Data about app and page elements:
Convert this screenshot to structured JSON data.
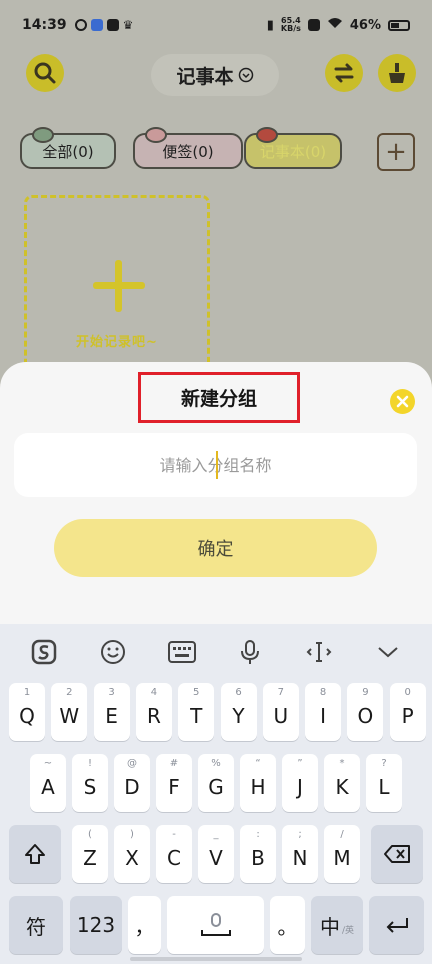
{
  "status_bar": {
    "time": "14:39",
    "net_speed": "65.4",
    "net_unit": "KB/s",
    "battery": "46%"
  },
  "header": {
    "title": "记事本"
  },
  "categories": [
    {
      "label": "全部(0)"
    },
    {
      "label": "便签(0)"
    },
    {
      "label": "记事本(0)"
    }
  ],
  "new_card": {
    "label": "开始记录吧~"
  },
  "sheet": {
    "title": "新建分组",
    "input_placeholder": "请输入分组名称",
    "confirm_label": "确定"
  },
  "keyboard": {
    "row1": [
      {
        "hint": "1",
        "label": "Q"
      },
      {
        "hint": "2",
        "label": "W"
      },
      {
        "hint": "3",
        "label": "E"
      },
      {
        "hint": "4",
        "label": "R"
      },
      {
        "hint": "5",
        "label": "T"
      },
      {
        "hint": "6",
        "label": "Y"
      },
      {
        "hint": "7",
        "label": "U"
      },
      {
        "hint": "8",
        "label": "I"
      },
      {
        "hint": "9",
        "label": "O"
      },
      {
        "hint": "0",
        "label": "P"
      }
    ],
    "row2": [
      {
        "hint": "~",
        "label": "A"
      },
      {
        "hint": "!",
        "label": "S"
      },
      {
        "hint": "@",
        "label": "D"
      },
      {
        "hint": "#",
        "label": "F"
      },
      {
        "hint": "%",
        "label": "G"
      },
      {
        "hint": "“",
        "label": "H"
      },
      {
        "hint": "”",
        "label": "J"
      },
      {
        "hint": "*",
        "label": "K"
      },
      {
        "hint": "?",
        "label": "L"
      }
    ],
    "row3": [
      {
        "hint": "(",
        "label": "Z"
      },
      {
        "hint": ")",
        "label": "X"
      },
      {
        "hint": "-",
        "label": "C"
      },
      {
        "hint": "_",
        "label": "V"
      },
      {
        "hint": ":",
        "label": "B"
      },
      {
        "hint": ";",
        "label": "N"
      },
      {
        "hint": "/",
        "label": "M"
      }
    ],
    "symbol_key": "符",
    "number_key": "123",
    "comma_key": "，",
    "period_key": "。",
    "lang_key": "中",
    "lang_key_sub": "/英"
  }
}
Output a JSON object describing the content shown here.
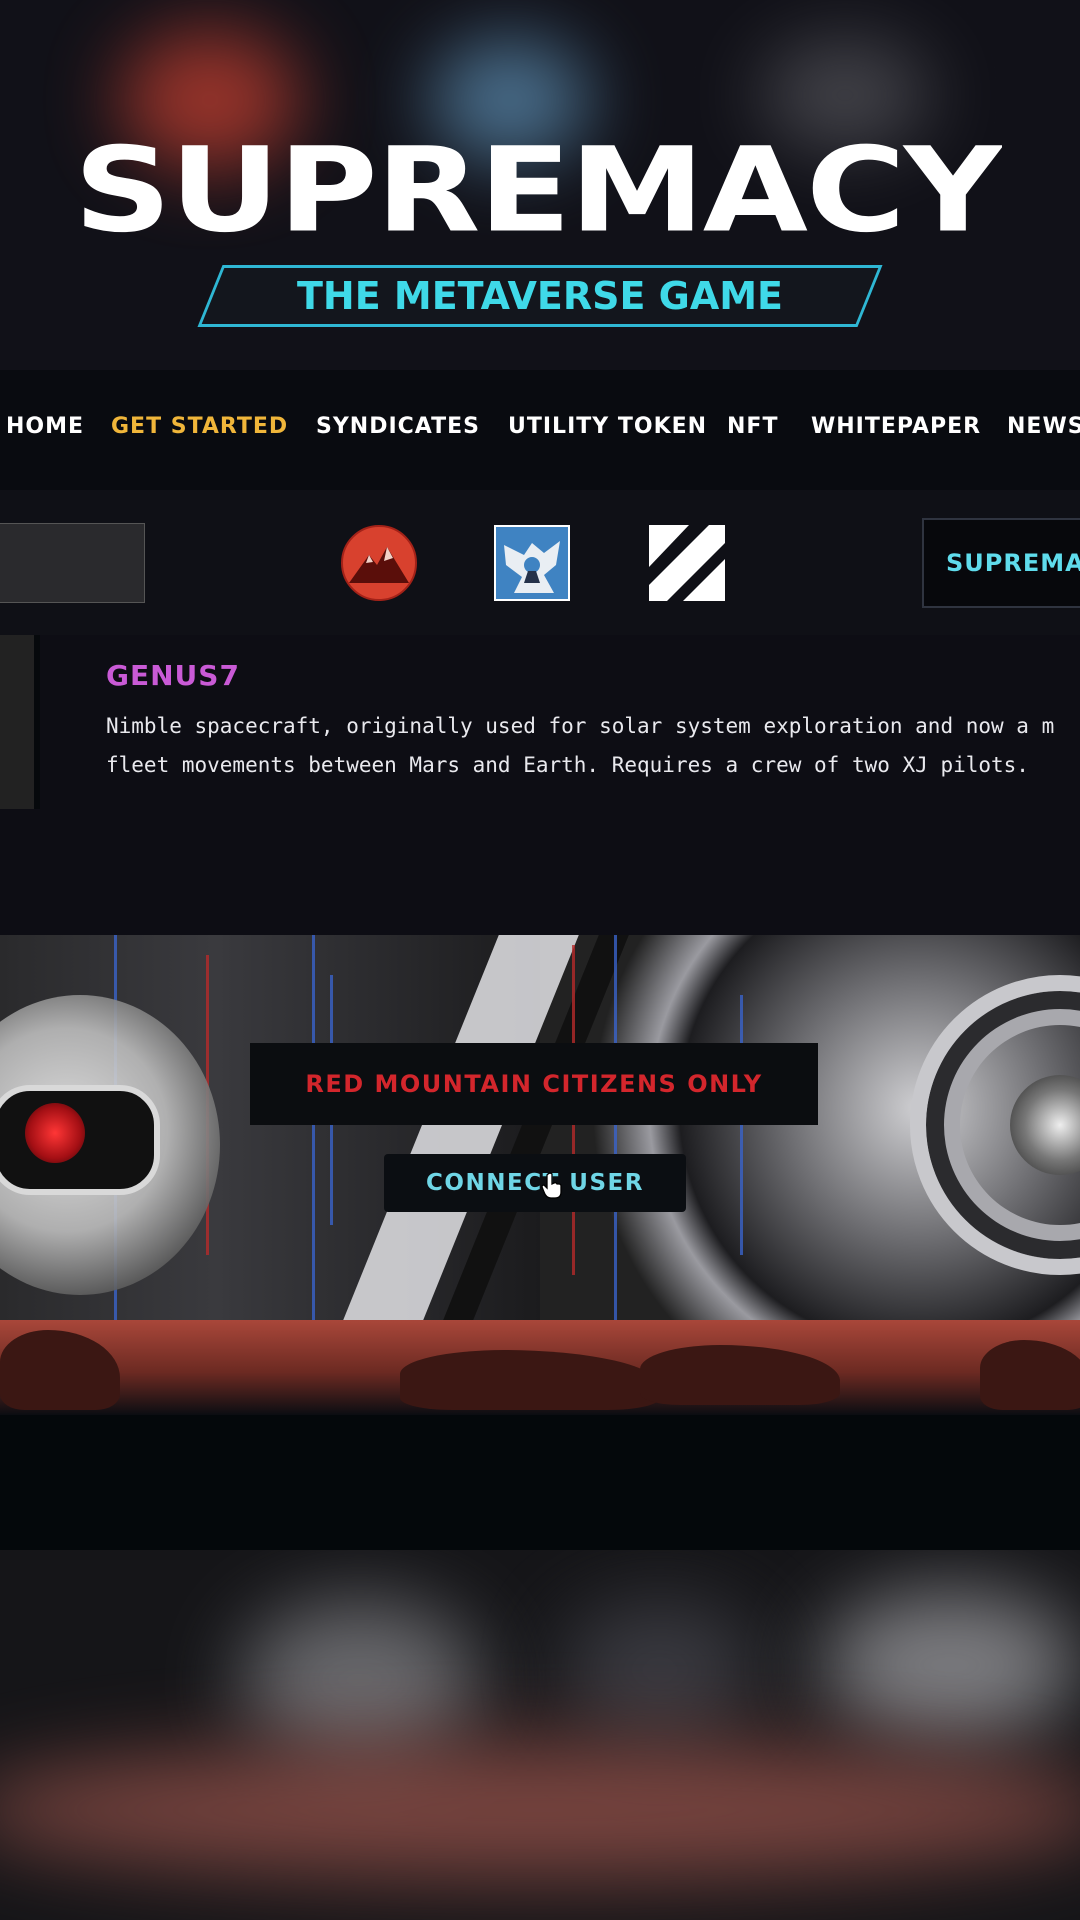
{
  "hero": {
    "logo_text": "SUPREMACY",
    "tagline": "THE METAVERSE GAME"
  },
  "nav": {
    "items": [
      {
        "label": "HOME"
      },
      {
        "label": "GET STARTED",
        "active": true
      },
      {
        "label": "SYNDICATES"
      },
      {
        "label": "UTILITY TOKEN"
      },
      {
        "label": "NFT"
      },
      {
        "label": "WHITEPAPER"
      },
      {
        "label": "NEWS"
      }
    ]
  },
  "factions": {
    "items": [
      {
        "icon": "red-mountain-icon"
      },
      {
        "icon": "boston-cybernetics-icon"
      },
      {
        "icon": "zaibatsu-icon"
      }
    ],
    "supremacy_button": "SUPREMA"
  },
  "ship": {
    "name": "GENUS7",
    "description_line1": "Nimble spacecraft, originally used for solar system exploration and now a m",
    "description_line2": "fleet movements between Mars and Earth. Requires a crew of two XJ pilots."
  },
  "vault": {
    "notice": "RED MOUNTAIN CITIZENS ONLY",
    "connect_label": "CONNECT USER"
  },
  "colors": {
    "accent_cyan": "#3fd9e8",
    "active_nav": "#f0b63a",
    "ship_title": "#c95ad6",
    "notice_red": "#d3262c"
  }
}
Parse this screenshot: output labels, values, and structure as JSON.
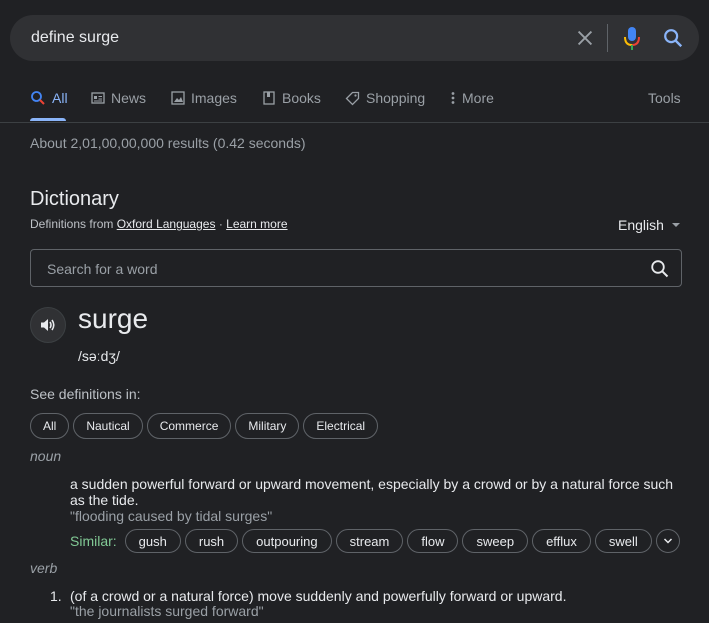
{
  "search": {
    "query": "define surge"
  },
  "tabs": [
    {
      "label": "All",
      "icon": "search-icon",
      "active": true
    },
    {
      "label": "News",
      "icon": "news-icon"
    },
    {
      "label": "Images",
      "icon": "image-icon"
    },
    {
      "label": "Books",
      "icon": "book-icon"
    },
    {
      "label": "Shopping",
      "icon": "tag-icon"
    },
    {
      "label": "More",
      "icon": "more-vert-icon"
    }
  ],
  "tools_label": "Tools",
  "result_stats": "About 2,01,00,00,000 results (0.42 seconds)",
  "dictionary": {
    "title": "Dictionary",
    "defs_from_prefix": "Definitions from",
    "source_link": "Oxford Languages",
    "separator": "·",
    "learn_more": "Learn more",
    "language": "English",
    "word_search_placeholder": "Search for a word",
    "headword": "surge",
    "phonetic": "/səːdʒ/",
    "see_definitions_label": "See definitions in:",
    "filter_chips": [
      "All",
      "Nautical",
      "Commerce",
      "Military",
      "Electrical"
    ],
    "noun": {
      "pos": "noun",
      "definition_line1": "a sudden powerful forward or upward movement, especially by a crowd or by a natural force such",
      "definition_line2": "as the tide.",
      "example": "\"flooding caused by tidal surges\"",
      "similar_label": "Similar:",
      "synonyms": [
        "gush",
        "rush",
        "outpouring",
        "stream",
        "flow",
        "sweep",
        "efflux",
        "swell"
      ]
    },
    "verb": {
      "pos": "verb",
      "number": "1.",
      "definition": "(of a crowd or a natural force) move suddenly and powerfully forward or upward.",
      "example": "\"the journalists surged forward\""
    }
  },
  "colors": {
    "background": "#202124",
    "accent": "#8ab4f8",
    "similar": "#81c995"
  }
}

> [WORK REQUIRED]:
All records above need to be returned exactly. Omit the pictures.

> [RESPONSE]:
Convert this screenshot to structured JSON data.
{
  "status_bar": {
    "time": "14:39",
    "net_speed": "65.4",
    "net_unit": "KB/s",
    "battery": "46%"
  },
  "header": {
    "title": "记事本"
  },
  "categories": [
    {
      "label": "全部(0)"
    },
    {
      "label": "便签(0)"
    },
    {
      "label": "记事本(0)"
    }
  ],
  "new_card": {
    "label": "开始记录吧~"
  },
  "sheet": {
    "title": "新建分组",
    "input_placeholder": "请输入分组名称",
    "confirm_label": "确定"
  },
  "keyboard": {
    "row1": [
      {
        "hint": "1",
        "label": "Q"
      },
      {
        "hint": "2",
        "label": "W"
      },
      {
        "hint": "3",
        "label": "E"
      },
      {
        "hint": "4",
        "label": "R"
      },
      {
        "hint": "5",
        "label": "T"
      },
      {
        "hint": "6",
        "label": "Y"
      },
      {
        "hint": "7",
        "label": "U"
      },
      {
        "hint": "8",
        "label": "I"
      },
      {
        "hint": "9",
        "label": "O"
      },
      {
        "hint": "0",
        "label": "P"
      }
    ],
    "row2": [
      {
        "hint": "~",
        "label": "A"
      },
      {
        "hint": "!",
        "label": "S"
      },
      {
        "hint": "@",
        "label": "D"
      },
      {
        "hint": "#",
        "label": "F"
      },
      {
        "hint": "%",
        "label": "G"
      },
      {
        "hint": "“",
        "label": "H"
      },
      {
        "hint": "”",
        "label": "J"
      },
      {
        "hint": "*",
        "label": "K"
      },
      {
        "hint": "?",
        "label": "L"
      }
    ],
    "row3": [
      {
        "hint": "(",
        "label": "Z"
      },
      {
        "hint": ")",
        "label": "X"
      },
      {
        "hint": "-",
        "label": "C"
      },
      {
        "hint": "_",
        "label": "V"
      },
      {
        "hint": ":",
        "label": "B"
      },
      {
        "hint": ";",
        "label": "N"
      },
      {
        "hint": "/",
        "label": "M"
      }
    ],
    "symbol_key": "符",
    "number_key": "123",
    "comma_key": "，",
    "period_key": "。",
    "lang_key": "中",
    "lang_key_sub": "/英"
  }
}
Output a JSON object describing the content shown here.
{
  "hero": {
    "logo_text": "SUPREMACY",
    "tagline": "THE METAVERSE GAME"
  },
  "nav": {
    "items": [
      {
        "label": "HOME"
      },
      {
        "label": "GET STARTED",
        "active": true
      },
      {
        "label": "SYNDICATES"
      },
      {
        "label": "UTILITY TOKEN"
      },
      {
        "label": "NFT"
      },
      {
        "label": "WHITEPAPER"
      },
      {
        "label": "NEWS"
      }
    ]
  },
  "factions": {
    "items": [
      {
        "icon": "red-mountain-icon"
      },
      {
        "icon": "boston-cybernetics-icon"
      },
      {
        "icon": "zaibatsu-icon"
      }
    ],
    "supremacy_button": "SUPREMA"
  },
  "ship": {
    "name": "GENUS7",
    "description_line1": "Nimble spacecraft, originally used for solar system exploration and now a m",
    "description_line2": "fleet movements between Mars and Earth. Requires a crew of two XJ pilots."
  },
  "vault": {
    "notice": "RED MOUNTAIN CITIZENS ONLY",
    "connect_label": "CONNECT USER"
  },
  "colors": {
    "accent_cyan": "#3fd9e8",
    "active_nav": "#f0b63a",
    "ship_title": "#c95ad6",
    "notice_red": "#d3262c"
  }
}
Parse this screenshot: output labels, values, and structure as JSON.
{
  "search": {
    "query": "define surge"
  },
  "tabs": [
    {
      "label": "All",
      "icon": "search-icon",
      "active": true
    },
    {
      "label": "News",
      "icon": "news-icon"
    },
    {
      "label": "Images",
      "icon": "image-icon"
    },
    {
      "label": "Books",
      "icon": "book-icon"
    },
    {
      "label": "Shopping",
      "icon": "tag-icon"
    },
    {
      "label": "More",
      "icon": "more-vert-icon"
    }
  ],
  "tools_label": "Tools",
  "result_stats": "About 2,01,00,00,000 results (0.42 seconds)",
  "dictionary": {
    "title": "Dictionary",
    "defs_from_prefix": "Definitions from",
    "source_link": "Oxford Languages",
    "separator": "·",
    "learn_more": "Learn more",
    "language": "English",
    "word_search_placeholder": "Search for a word",
    "headword": "surge",
    "phonetic": "/səːdʒ/",
    "see_definitions_label": "See definitions in:",
    "filter_chips": [
      "All",
      "Nautical",
      "Commerce",
      "Military",
      "Electrical"
    ],
    "noun": {
      "pos": "noun",
      "definition_line1": "a sudden powerful forward or upward movement, especially by a crowd or by a natural force such",
      "definition_line2": "as the tide.",
      "example": "\"flooding caused by tidal surges\"",
      "similar_label": "Similar:",
      "synonyms": [
        "gush",
        "rush",
        "outpouring",
        "stream",
        "flow",
        "sweep",
        "efflux",
        "swell"
      ]
    },
    "verb": {
      "pos": "verb",
      "number": "1.",
      "definition": "(of a crowd or a natural force) move suddenly and powerfully forward or upward.",
      "example": "\"the journalists surged forward\""
    }
  },
  "colors": {
    "background": "#202124",
    "accent": "#8ab4f8",
    "similar": "#81c995"
  }
}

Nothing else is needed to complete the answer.